[[ Data to use, beginning ]]

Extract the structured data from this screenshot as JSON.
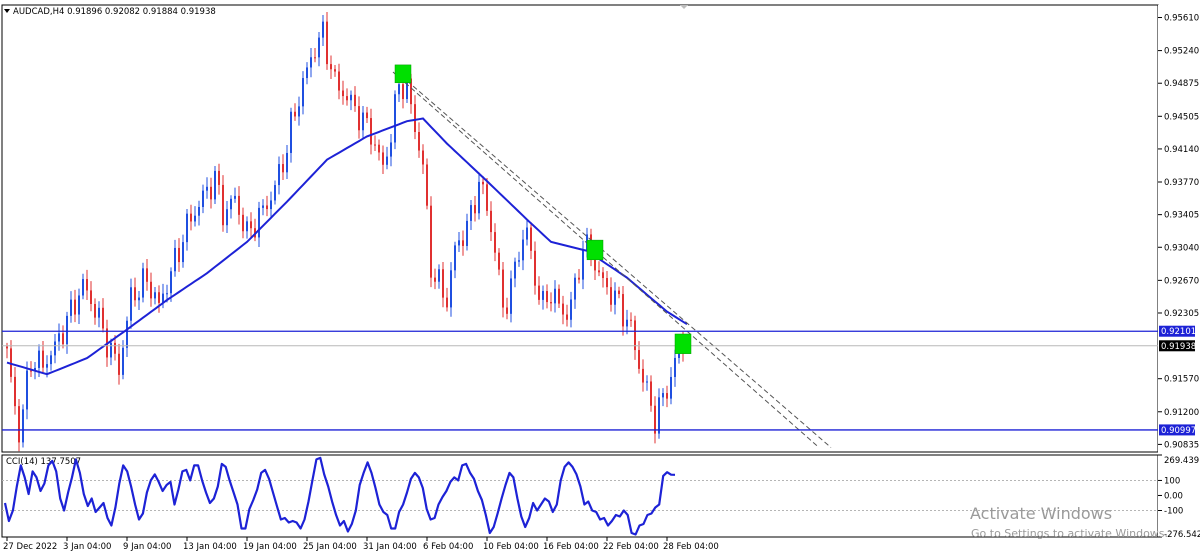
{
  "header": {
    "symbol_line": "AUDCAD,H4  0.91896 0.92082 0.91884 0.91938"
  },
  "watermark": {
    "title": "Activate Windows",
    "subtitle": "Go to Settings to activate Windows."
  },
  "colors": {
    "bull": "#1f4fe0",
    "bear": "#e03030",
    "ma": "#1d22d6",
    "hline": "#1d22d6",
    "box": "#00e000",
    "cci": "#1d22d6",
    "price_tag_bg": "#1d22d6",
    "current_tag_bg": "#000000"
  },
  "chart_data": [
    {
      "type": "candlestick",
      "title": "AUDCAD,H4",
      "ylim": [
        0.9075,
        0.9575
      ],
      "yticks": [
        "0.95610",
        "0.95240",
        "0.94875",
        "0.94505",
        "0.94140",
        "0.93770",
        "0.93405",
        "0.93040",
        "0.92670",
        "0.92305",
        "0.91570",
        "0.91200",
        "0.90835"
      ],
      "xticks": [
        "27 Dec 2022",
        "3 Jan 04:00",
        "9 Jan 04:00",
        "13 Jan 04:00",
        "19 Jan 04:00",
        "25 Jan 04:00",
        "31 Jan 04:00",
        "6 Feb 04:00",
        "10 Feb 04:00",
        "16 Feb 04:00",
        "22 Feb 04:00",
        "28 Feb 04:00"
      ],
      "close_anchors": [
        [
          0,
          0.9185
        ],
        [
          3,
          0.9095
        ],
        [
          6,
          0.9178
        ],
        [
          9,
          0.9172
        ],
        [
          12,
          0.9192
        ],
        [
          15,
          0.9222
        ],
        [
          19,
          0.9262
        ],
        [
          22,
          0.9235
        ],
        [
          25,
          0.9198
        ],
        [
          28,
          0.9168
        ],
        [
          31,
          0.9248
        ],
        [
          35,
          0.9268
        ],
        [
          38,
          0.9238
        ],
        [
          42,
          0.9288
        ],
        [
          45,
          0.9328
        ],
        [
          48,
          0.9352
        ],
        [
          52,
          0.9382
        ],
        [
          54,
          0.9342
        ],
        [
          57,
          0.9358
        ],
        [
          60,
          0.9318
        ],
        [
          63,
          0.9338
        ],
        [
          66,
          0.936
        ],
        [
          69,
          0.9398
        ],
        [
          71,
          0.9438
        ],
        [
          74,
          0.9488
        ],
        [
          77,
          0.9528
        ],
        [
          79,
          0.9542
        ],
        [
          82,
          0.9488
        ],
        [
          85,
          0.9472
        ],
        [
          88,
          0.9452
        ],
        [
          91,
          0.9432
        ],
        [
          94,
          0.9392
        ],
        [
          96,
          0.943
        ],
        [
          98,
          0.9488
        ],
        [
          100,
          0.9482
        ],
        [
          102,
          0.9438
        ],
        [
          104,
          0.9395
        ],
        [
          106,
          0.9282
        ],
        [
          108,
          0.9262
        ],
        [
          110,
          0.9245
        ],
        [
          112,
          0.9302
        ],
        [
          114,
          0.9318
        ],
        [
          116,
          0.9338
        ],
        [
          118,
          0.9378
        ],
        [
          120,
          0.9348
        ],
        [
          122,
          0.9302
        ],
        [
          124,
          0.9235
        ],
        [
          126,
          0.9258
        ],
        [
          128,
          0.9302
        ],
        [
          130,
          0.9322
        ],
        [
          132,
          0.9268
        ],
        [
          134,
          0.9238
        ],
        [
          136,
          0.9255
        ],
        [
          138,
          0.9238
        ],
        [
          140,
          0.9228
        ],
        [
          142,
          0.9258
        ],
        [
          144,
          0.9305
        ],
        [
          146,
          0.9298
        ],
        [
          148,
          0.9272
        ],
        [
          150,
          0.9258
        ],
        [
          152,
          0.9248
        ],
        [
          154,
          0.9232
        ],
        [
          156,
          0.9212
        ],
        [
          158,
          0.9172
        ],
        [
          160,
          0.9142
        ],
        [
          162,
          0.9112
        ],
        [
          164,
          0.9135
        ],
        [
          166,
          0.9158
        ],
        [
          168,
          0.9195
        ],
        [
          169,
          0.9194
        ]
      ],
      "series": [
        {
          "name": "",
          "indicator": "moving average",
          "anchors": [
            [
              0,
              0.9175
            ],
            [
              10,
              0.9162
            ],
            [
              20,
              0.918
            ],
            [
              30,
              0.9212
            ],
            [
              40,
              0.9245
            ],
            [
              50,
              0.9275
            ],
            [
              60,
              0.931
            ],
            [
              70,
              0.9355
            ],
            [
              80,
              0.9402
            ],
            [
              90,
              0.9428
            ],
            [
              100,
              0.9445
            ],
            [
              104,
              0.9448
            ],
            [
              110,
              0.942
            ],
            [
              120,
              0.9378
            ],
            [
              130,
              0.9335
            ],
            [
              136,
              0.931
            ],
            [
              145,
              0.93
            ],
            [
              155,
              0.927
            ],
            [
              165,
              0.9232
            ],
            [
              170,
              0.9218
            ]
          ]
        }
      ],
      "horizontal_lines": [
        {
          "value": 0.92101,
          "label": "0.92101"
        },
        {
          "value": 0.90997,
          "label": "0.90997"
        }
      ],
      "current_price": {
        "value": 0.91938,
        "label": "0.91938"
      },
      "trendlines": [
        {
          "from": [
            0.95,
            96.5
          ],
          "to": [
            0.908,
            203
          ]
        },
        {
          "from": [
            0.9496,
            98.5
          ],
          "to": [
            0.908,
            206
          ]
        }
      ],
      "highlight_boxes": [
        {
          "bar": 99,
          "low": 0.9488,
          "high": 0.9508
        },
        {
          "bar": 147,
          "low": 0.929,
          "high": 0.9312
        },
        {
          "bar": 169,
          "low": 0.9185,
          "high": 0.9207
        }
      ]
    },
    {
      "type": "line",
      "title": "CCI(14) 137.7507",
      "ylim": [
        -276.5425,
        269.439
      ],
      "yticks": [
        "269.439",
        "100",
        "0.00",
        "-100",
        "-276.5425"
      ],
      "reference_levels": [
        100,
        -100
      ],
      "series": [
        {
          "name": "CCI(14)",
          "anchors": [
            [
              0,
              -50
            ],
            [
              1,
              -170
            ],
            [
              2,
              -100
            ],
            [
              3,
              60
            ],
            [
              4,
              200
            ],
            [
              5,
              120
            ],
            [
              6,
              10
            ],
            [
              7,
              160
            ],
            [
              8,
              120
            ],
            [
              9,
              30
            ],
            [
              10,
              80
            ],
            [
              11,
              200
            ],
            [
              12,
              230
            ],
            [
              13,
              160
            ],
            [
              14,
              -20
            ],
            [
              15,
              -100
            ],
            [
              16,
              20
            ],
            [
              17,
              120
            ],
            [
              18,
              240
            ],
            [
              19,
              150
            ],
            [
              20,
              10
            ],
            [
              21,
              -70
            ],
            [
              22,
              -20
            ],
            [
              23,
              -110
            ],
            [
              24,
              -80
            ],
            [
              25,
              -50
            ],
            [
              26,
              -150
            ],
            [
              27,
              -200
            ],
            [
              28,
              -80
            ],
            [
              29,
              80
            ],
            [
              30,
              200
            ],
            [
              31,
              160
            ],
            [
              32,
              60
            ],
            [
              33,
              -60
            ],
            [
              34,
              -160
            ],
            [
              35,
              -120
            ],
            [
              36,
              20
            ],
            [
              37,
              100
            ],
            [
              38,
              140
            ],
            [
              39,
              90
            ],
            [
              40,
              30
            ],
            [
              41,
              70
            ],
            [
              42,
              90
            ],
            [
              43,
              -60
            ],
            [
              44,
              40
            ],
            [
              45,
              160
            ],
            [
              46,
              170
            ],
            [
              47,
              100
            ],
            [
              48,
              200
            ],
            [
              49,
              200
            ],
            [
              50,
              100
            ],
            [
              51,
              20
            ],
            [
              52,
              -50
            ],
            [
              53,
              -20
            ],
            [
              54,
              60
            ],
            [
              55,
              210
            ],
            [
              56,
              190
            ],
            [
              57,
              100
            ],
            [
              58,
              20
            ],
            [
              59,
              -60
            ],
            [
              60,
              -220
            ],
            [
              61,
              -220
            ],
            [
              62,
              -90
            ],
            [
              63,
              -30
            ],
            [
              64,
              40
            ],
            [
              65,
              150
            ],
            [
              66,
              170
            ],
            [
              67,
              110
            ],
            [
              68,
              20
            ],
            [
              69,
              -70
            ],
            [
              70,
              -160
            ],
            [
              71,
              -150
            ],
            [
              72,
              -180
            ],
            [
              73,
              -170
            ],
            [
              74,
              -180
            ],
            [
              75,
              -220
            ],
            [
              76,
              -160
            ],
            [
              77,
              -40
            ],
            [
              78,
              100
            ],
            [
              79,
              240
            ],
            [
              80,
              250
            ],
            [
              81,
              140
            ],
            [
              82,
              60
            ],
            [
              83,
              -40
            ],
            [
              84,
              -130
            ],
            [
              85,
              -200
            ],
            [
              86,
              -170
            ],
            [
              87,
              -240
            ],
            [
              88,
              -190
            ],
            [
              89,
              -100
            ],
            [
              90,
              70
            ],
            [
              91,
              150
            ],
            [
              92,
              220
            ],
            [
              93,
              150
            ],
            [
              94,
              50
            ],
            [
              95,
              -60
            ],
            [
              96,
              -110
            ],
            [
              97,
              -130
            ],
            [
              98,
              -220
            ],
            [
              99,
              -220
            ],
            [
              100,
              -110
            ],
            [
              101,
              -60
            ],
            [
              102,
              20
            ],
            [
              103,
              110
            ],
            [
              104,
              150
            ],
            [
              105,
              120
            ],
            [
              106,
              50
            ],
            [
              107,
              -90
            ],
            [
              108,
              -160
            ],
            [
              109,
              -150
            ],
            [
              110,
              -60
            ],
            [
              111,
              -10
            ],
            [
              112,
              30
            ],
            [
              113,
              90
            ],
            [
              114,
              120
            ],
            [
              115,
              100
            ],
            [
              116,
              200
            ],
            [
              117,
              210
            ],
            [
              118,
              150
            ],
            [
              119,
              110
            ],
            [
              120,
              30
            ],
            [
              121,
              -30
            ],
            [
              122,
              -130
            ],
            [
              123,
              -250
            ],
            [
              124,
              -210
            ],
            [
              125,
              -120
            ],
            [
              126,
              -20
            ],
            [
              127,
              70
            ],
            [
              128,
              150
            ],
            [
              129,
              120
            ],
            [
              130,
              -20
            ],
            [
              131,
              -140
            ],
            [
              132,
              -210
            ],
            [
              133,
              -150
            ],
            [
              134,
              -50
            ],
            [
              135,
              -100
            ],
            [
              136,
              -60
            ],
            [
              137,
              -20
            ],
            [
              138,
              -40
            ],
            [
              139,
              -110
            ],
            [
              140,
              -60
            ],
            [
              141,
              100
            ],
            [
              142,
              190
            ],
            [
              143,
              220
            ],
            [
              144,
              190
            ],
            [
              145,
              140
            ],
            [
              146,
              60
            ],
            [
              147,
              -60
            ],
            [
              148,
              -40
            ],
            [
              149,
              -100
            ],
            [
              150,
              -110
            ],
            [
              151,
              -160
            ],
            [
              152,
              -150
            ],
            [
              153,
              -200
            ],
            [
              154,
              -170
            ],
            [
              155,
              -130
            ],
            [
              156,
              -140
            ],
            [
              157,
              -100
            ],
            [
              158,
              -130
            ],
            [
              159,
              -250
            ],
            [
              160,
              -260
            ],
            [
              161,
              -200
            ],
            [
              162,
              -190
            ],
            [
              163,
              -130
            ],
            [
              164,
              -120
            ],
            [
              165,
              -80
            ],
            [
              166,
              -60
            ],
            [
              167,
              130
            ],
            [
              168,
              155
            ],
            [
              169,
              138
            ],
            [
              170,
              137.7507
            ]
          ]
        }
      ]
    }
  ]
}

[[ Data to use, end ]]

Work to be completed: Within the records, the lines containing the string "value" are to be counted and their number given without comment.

Exercise answer: 3